- TRY IT
Filter the entries that follow, copying every line in which the word "chevron" appears.

- Data records for software interfaces
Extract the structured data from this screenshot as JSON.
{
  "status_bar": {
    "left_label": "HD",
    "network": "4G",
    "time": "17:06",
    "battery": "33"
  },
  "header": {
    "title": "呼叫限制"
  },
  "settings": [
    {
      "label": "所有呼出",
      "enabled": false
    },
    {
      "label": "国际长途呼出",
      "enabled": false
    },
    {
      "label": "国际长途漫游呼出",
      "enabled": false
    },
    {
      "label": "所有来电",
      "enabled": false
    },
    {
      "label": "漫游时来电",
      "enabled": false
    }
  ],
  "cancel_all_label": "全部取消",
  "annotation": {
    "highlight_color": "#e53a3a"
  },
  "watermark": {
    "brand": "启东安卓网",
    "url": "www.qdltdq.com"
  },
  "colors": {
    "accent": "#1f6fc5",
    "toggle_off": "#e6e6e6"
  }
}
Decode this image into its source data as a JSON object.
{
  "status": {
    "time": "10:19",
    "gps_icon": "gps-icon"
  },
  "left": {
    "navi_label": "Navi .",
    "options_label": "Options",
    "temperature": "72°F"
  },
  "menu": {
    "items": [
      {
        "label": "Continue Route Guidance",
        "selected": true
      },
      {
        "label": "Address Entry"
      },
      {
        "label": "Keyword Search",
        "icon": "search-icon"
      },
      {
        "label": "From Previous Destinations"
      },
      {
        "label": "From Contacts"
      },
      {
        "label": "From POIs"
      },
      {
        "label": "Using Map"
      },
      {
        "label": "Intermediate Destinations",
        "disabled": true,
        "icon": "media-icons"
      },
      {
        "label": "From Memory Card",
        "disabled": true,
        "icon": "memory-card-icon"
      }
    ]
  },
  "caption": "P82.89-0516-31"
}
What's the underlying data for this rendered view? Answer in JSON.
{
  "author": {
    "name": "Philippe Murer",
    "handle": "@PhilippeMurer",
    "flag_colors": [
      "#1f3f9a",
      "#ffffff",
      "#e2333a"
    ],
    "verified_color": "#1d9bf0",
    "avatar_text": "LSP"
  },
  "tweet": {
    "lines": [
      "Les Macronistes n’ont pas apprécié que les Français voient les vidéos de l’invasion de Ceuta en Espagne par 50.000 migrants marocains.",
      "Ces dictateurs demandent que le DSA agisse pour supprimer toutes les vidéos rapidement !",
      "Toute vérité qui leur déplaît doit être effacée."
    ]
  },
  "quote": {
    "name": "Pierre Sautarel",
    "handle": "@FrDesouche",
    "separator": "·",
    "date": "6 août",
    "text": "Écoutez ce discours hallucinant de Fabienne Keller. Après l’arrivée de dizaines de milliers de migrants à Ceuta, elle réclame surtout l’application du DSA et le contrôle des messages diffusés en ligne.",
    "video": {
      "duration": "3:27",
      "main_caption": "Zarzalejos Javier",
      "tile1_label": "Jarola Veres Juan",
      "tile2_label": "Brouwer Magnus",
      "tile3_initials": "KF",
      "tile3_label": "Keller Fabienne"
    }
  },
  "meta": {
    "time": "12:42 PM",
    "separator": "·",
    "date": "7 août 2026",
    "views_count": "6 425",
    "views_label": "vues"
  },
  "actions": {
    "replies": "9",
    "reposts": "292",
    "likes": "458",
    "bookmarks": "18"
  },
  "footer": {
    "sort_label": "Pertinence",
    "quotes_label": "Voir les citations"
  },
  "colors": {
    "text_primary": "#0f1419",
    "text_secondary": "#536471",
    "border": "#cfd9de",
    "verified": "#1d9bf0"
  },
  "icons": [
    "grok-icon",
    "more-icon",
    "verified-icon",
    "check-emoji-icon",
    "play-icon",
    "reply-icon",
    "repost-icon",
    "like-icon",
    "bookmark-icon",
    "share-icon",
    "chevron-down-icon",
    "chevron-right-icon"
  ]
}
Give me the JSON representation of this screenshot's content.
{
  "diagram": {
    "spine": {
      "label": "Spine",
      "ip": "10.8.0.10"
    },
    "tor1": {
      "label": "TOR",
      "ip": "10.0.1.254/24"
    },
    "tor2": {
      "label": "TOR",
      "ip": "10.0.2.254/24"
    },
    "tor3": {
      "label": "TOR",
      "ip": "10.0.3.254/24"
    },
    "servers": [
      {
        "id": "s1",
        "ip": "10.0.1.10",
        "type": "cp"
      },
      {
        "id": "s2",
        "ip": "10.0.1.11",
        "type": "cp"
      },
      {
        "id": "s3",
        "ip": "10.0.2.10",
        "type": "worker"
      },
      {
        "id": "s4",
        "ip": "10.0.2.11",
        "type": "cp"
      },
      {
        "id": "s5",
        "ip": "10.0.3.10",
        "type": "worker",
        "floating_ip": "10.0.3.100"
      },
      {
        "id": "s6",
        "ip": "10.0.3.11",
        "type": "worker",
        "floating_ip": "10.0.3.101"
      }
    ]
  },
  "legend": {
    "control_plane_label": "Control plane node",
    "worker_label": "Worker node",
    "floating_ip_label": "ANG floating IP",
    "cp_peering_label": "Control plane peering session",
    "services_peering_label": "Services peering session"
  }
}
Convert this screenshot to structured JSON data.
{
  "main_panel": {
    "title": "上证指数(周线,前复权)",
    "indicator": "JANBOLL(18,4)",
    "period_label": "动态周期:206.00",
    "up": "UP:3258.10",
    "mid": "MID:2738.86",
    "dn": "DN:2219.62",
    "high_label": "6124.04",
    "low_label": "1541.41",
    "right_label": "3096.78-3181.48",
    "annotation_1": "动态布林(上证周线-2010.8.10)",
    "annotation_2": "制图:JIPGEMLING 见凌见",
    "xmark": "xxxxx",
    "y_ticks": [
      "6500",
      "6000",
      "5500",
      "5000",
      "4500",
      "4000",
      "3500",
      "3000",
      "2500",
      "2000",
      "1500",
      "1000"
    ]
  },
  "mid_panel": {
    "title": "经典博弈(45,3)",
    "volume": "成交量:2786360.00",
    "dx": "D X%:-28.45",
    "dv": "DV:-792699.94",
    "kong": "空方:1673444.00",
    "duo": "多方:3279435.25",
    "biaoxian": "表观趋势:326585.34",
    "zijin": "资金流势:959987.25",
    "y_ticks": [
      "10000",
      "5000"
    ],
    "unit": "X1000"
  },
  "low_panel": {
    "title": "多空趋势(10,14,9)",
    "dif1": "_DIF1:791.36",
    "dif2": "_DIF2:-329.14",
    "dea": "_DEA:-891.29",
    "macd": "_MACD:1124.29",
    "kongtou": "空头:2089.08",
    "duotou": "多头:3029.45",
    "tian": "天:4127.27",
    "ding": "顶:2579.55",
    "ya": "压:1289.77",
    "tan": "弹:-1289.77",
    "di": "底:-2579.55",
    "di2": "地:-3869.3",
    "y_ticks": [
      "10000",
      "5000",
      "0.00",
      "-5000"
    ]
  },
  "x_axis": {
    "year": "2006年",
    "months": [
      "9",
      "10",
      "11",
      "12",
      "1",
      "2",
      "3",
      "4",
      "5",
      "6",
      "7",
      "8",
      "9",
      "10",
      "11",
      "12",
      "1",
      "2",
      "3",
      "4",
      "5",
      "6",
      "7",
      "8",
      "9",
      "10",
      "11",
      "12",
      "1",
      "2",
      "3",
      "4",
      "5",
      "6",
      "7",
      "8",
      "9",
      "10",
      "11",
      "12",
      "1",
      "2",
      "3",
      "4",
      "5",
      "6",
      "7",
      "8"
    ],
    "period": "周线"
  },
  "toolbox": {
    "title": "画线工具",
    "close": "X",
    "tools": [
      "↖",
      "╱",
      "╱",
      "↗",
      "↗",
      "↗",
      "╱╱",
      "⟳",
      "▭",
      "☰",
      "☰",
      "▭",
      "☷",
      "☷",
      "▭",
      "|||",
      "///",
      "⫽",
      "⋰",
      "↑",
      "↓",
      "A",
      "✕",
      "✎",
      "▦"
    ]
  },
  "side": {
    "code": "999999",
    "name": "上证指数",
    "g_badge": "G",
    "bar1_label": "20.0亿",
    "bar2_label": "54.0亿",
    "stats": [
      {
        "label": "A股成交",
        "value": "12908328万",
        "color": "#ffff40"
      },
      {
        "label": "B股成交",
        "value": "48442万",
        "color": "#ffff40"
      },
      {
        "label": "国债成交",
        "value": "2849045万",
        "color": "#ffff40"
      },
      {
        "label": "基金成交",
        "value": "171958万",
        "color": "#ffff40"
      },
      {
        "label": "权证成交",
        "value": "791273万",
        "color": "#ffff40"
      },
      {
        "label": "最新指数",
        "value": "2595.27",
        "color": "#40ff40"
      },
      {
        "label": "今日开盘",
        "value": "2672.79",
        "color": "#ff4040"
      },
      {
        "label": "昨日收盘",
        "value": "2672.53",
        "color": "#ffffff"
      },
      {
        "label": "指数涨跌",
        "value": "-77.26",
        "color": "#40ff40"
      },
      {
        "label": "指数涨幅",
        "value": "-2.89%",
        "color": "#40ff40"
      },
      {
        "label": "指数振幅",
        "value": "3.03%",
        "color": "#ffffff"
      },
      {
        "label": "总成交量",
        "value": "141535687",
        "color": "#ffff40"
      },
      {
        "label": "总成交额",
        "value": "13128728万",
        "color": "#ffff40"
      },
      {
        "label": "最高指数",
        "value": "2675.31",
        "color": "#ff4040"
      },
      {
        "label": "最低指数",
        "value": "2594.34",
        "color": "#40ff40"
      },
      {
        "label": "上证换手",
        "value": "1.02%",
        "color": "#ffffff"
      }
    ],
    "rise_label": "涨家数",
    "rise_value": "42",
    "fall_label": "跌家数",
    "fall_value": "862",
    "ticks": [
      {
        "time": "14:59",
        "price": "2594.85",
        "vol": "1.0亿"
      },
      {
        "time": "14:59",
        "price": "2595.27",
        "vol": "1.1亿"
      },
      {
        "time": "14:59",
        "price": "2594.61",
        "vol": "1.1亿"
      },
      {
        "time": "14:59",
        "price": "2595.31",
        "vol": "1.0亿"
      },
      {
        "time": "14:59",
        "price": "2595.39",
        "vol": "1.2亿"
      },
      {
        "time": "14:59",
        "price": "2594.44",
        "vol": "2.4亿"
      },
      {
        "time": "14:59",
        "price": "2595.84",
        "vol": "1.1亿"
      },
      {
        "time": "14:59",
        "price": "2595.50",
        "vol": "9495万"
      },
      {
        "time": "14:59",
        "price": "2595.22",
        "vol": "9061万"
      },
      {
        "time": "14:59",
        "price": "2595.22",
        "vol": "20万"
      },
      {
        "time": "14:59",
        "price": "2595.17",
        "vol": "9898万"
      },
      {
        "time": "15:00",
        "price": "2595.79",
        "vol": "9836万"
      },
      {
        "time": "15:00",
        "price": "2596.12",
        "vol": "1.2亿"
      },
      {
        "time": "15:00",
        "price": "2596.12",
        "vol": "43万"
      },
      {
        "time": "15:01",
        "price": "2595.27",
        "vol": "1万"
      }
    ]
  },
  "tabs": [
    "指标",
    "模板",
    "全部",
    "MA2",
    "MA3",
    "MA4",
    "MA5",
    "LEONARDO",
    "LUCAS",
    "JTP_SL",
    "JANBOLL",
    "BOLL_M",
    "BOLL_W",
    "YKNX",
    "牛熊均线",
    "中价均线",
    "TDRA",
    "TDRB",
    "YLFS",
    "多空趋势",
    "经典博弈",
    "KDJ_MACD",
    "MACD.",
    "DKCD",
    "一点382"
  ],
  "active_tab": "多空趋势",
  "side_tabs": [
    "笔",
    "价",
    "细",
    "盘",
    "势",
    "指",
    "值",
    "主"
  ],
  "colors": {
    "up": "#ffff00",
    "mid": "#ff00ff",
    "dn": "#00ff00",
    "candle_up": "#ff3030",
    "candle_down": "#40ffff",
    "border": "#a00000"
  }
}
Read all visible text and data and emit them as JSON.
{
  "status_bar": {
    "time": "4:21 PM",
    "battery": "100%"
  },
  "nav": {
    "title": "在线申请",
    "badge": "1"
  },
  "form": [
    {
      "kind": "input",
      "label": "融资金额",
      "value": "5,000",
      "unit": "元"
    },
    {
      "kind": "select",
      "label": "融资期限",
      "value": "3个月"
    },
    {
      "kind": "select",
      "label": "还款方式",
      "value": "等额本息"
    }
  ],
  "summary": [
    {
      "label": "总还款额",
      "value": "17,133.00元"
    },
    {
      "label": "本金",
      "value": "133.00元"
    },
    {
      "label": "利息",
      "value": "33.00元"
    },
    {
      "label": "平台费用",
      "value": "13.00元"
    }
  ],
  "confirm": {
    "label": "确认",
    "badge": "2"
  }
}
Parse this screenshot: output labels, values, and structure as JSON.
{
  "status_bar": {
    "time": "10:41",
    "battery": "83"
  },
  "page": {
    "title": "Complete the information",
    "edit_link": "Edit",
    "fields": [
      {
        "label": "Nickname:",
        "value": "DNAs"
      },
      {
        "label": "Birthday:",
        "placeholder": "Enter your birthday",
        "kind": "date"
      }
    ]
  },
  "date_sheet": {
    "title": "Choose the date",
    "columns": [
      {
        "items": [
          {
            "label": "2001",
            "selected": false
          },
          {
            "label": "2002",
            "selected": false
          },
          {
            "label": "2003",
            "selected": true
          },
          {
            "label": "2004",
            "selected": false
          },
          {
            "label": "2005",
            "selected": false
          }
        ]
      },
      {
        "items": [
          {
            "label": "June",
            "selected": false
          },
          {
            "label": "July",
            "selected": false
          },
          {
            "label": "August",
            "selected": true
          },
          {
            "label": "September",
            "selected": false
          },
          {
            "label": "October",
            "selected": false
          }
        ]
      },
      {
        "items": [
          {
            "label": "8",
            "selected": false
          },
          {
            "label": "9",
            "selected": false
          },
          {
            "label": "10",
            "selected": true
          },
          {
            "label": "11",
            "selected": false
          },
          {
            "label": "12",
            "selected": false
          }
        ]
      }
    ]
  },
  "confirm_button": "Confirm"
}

- ANSWER AREA
    "chevron-down-icon",
    "chevron-right-icon"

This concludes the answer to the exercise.